At the conclusion of a recent 5Rhythms class, one of my fellow dancers shared with the group that she loves class because “I feel safe to be a child again.”

I understood what she was saying—5Rhythms is a space to be playful, uninhibited, curious, and spontaneous—but I was feeling something much different that night.

5Rhythms doesn’t make me feel like a child. It makes me feel like a woman.

The week leading up to class, I had been privately mulling over at what point in her life a female comfortably begins referring to herself as a “woman” (particularly a female who has not yet carried a child or given birth, which I imagine would be the tipping point for being comfortable calling oneself a woman). For instance, if I am writing up a blog bio, I struggle over what noun to use after “Jennifer is a 31-year-old ____.” Girl? Gal? Chica? Saying “woman” feels so…adult. So mature.

Most of the time, I do not feel like a “woman.” I am obsessing over big airplanes, spilling cereal and yogurt all over my cubicle, laughing about butt jokes, and dreaming about Disney World.

But during 5Rhythms…that is when I feel like a woman. Certain music, certain movers will extract that essence out of me, and I feel wise, vibrant, strong, feminine, proud, daring. There is a head-to-toe, bone-to-muscle-to-blood connection with myself, and I feel so whole, so womanly, so pure.

So Pure, just like Alanis Morissette in her music video of the same name.
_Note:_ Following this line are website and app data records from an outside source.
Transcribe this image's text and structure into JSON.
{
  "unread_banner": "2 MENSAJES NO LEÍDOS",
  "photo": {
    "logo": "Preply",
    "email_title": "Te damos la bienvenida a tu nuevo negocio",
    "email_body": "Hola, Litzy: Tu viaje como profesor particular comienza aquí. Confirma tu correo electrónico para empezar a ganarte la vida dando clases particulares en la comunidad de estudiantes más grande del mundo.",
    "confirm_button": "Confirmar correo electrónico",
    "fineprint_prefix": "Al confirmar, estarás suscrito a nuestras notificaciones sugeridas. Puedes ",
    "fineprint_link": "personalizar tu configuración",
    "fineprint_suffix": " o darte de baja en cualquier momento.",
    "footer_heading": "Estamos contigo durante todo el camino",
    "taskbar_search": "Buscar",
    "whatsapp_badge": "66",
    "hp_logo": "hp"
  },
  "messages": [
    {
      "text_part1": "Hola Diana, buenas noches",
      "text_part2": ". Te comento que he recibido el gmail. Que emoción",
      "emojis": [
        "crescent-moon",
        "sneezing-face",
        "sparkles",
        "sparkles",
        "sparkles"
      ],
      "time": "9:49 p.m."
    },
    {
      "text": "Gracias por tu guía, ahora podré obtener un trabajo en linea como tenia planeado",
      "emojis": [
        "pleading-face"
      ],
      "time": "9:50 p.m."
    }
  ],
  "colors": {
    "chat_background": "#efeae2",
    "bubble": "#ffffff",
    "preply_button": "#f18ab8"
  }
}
I have fun, I let loose, I sweat and open up and become the dancer that has always lived inside of me.

I am still replaying in my mind the moment during Sarah McLachlan’s “Angel” when I was dancing on my own, my arms rising above my head to the lyrics “In the arms of an angel….,” and suddenly from behind me, another’s arms linked through mine, now intertwined like angel’s wings. My feet were solidly planted on the floor, but I felt miles above the earth. We remained paired together in the final stretch of Stillness, a wordless song that was eloquent, fierce, passionate, sad, and intense all wrapped into one. I gave myself fully into the movement in a way that no “girl” could do; this was the dance of a woman.

During the sharing circle after class, I began to blush as others in the group commented about being fascinated with our movement, how they loved watching the two of us dance together. Some even thought we were part of a modern dance troupe! One woman had very nice words to say about how watching us was like watching two spirits completely connected with each other.

It was all so overwhelming to take in (I have always had a hard time being complimented on my natural talents) but also so so so so very much appreciated. I had not felt this way since 2006, when during my Kripalu yoga teacher training Megha and I danced our separate solos together at the back of Shadowbrook Hall as Linda Worster performed at the front. That night, a few of my classmates kept showering me with compliments about how beautiful I was to watch.

Despite the words making me smile and squirm at the same time, the compliments from both my YTT and 5Rhythms classmates were a touching reminder that I am still a dancer, despite not practicing in a studio or wearing pointe shoes.

Likewise, even though I don’t necessarily feel “grown up,” dancing has certainly given me comfort in my femininity and allowed me to move beyond the boundaries of girlhood.

Thank you 5Rhythms, for making me feel like a woman.